Top of Record extracts

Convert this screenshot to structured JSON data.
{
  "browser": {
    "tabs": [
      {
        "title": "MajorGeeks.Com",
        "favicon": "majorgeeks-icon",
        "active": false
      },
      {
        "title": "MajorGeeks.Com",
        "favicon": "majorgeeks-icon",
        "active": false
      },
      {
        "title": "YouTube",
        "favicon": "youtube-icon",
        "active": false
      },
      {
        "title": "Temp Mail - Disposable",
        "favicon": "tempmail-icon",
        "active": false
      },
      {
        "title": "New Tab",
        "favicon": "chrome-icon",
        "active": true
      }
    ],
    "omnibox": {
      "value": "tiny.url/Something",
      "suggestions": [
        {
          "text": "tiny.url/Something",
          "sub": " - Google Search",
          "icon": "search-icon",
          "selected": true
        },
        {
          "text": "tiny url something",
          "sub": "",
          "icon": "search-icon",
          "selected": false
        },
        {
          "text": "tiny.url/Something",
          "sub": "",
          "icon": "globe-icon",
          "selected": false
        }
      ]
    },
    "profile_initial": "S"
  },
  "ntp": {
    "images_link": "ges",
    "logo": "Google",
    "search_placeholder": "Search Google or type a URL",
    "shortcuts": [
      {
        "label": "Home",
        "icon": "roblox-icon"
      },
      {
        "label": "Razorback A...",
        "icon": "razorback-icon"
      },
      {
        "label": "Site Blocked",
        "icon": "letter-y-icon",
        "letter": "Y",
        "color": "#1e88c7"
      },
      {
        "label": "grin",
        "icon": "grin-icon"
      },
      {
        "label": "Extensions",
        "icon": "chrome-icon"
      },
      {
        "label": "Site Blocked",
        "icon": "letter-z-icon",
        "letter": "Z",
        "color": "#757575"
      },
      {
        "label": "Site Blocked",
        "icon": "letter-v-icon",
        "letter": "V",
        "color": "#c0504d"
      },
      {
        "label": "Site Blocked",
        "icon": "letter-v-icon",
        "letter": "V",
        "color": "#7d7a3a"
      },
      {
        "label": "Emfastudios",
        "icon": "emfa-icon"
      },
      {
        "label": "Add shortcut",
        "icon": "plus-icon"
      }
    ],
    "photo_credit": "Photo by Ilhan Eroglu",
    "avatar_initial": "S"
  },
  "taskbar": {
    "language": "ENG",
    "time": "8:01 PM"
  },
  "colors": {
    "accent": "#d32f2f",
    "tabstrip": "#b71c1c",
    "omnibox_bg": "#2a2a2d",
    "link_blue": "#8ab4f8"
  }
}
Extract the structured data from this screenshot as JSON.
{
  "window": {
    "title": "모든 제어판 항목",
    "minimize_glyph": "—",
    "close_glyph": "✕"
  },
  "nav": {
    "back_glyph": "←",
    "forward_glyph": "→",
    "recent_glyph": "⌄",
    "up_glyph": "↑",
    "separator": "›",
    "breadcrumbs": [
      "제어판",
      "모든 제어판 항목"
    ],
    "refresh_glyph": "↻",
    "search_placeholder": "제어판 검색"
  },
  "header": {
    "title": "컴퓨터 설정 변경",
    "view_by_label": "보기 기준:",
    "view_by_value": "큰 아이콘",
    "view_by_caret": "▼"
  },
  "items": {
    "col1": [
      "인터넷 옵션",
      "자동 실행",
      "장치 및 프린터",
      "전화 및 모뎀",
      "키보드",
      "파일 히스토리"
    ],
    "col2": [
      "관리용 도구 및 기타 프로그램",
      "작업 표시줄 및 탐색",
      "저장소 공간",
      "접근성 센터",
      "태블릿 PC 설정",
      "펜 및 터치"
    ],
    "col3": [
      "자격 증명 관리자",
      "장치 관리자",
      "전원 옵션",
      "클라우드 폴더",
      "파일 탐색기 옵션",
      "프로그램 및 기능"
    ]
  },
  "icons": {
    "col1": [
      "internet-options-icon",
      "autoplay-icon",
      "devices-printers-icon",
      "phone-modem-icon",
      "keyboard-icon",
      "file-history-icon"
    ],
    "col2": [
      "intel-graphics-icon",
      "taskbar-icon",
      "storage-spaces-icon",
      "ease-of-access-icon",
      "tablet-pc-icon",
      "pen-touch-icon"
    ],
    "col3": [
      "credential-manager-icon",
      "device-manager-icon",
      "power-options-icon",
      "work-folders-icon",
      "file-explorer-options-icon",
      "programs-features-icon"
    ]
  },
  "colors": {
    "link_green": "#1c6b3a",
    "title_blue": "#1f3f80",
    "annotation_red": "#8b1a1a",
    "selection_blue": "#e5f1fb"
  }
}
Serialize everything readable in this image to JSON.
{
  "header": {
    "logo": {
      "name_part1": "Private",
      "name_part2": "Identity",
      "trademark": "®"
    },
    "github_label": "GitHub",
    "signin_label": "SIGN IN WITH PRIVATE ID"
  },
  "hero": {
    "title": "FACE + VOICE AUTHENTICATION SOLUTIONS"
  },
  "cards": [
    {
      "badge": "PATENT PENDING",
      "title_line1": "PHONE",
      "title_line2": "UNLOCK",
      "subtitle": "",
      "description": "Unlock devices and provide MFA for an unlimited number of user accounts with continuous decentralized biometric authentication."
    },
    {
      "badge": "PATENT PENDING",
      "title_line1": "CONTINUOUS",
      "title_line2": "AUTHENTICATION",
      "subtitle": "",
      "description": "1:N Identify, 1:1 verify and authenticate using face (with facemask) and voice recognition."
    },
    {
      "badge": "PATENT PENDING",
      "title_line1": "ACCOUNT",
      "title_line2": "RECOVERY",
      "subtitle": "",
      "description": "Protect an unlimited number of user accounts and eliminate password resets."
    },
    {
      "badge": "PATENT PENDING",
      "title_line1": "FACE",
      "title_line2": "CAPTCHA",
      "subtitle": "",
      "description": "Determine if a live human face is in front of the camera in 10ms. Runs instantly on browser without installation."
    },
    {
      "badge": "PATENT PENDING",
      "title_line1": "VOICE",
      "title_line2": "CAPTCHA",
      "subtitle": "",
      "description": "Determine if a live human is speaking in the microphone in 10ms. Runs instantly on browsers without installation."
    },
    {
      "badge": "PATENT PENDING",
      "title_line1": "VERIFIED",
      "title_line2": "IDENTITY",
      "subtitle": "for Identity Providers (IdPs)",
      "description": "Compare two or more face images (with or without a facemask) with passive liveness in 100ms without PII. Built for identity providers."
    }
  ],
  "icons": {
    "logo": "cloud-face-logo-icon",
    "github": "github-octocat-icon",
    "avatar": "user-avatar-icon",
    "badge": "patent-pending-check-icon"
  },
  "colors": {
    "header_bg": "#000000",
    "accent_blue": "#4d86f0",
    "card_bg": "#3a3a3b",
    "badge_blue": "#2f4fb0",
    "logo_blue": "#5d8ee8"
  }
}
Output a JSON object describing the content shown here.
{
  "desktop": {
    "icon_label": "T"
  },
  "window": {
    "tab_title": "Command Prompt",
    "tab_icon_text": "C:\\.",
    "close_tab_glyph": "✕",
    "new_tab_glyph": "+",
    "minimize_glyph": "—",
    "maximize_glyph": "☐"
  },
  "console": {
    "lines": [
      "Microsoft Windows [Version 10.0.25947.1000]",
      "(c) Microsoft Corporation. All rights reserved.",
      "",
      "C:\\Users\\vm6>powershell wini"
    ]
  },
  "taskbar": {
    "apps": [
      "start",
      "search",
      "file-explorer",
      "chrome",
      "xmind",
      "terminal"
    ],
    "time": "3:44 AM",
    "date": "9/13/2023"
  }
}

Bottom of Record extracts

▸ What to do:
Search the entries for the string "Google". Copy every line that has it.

▸ Exercise output:
          "sub": " - Google Search",
    "logo": "Google",
    "search_placeholder": "Search Google or type a URL",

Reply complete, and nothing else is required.